10. ELECTRICAL-GENERAL REQUIREMENTS: OSHA standard 1910.303 requires listed or labeled equipment to be installed and used in accordance with the instructions included in the listing or labeling, sufficient access and working space for all electric equipment to allow safe operation and maintenance, guarding of live parts, electrical equipment to be free from recognized hazards likely to cause death or serious physical harm, and each disconnecting means required by this subsection for motors and appliances shall be legibly marked to indicate its purpose.
Safety in the workplace should be considered an employer’s top priority for its employees, visitors, and the business itself. Creating a safe environment will improve production, reduce workers’ comp, make you the top leader with your competitors in the market, and above all make you successful. A simple, affordable and easy way to create a safe environment and avoid accidents is by understanding OSHA’s standards, using safety products and training tools.
As a leading supplier of safety products, Creative Safety Supply makes it their number one priority to make sure businesses understand safety regulations by offering a variety of training tools including free guidance booklets. The extensive product offering at Creative Safety Supply is guaranteed to provide your business with all your safety requirements to make you successful.
- OSHA’s Top 10 Violations of 2018
- OSHA Releases Top Ten Violations Citations for 2012 at NSC Congress and Expo
- Electrical Hazard Communication -1910.305
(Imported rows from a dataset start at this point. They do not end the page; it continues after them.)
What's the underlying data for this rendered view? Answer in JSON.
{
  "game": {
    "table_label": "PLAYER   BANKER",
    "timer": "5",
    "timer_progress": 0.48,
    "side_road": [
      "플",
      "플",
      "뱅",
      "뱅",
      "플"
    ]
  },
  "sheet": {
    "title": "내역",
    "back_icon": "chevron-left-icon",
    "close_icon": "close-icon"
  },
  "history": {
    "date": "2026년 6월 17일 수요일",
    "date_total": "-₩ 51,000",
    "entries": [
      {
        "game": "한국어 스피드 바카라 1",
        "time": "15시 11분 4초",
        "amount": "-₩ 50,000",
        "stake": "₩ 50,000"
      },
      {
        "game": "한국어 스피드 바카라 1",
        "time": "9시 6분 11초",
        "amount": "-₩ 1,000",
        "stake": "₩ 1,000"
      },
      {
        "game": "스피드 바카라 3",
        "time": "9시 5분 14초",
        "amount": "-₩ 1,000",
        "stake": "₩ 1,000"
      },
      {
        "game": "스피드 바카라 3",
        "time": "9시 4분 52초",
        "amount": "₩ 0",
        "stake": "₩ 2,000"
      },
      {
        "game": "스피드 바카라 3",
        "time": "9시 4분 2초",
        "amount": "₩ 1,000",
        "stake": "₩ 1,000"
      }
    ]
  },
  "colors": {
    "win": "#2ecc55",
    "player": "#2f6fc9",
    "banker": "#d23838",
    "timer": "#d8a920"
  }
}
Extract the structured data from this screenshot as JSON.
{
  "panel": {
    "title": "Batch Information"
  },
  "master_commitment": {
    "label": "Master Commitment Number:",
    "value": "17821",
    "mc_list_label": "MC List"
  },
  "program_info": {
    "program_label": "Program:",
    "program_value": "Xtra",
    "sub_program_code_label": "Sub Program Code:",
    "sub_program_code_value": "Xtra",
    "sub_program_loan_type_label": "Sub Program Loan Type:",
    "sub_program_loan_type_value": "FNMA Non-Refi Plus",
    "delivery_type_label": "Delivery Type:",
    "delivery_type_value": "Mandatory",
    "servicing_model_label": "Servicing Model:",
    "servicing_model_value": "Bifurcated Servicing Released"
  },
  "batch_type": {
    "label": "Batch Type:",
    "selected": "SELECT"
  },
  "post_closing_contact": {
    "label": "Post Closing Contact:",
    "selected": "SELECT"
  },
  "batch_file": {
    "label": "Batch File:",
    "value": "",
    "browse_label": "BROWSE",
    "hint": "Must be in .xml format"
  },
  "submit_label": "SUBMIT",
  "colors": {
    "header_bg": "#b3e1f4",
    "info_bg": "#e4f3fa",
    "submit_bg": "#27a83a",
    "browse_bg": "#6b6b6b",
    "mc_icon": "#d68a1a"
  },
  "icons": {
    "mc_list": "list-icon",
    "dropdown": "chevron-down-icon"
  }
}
- Addressing Lockout/Tagout for National Electrical Safety Month
- OSHA Electrical Safety Practices
- 5 Ways to Celebrate National Electrical Safety Month
- Top OSHA Fines: Construction
- 8 Electricity Tips for Staying Safe
- Social Distancing Tools: Wall And Floor Signs– creativesafetysupply.com
- Lockout/Tagout Program (How To Control Hazardous Energy)– creativesafetysupply.com
- OSHA’s Guidelines to Protecting Employees from Coronavirus– creativesafetysupply.com
- Typical Lockout Tagout Procedures– creativesafetysupply.com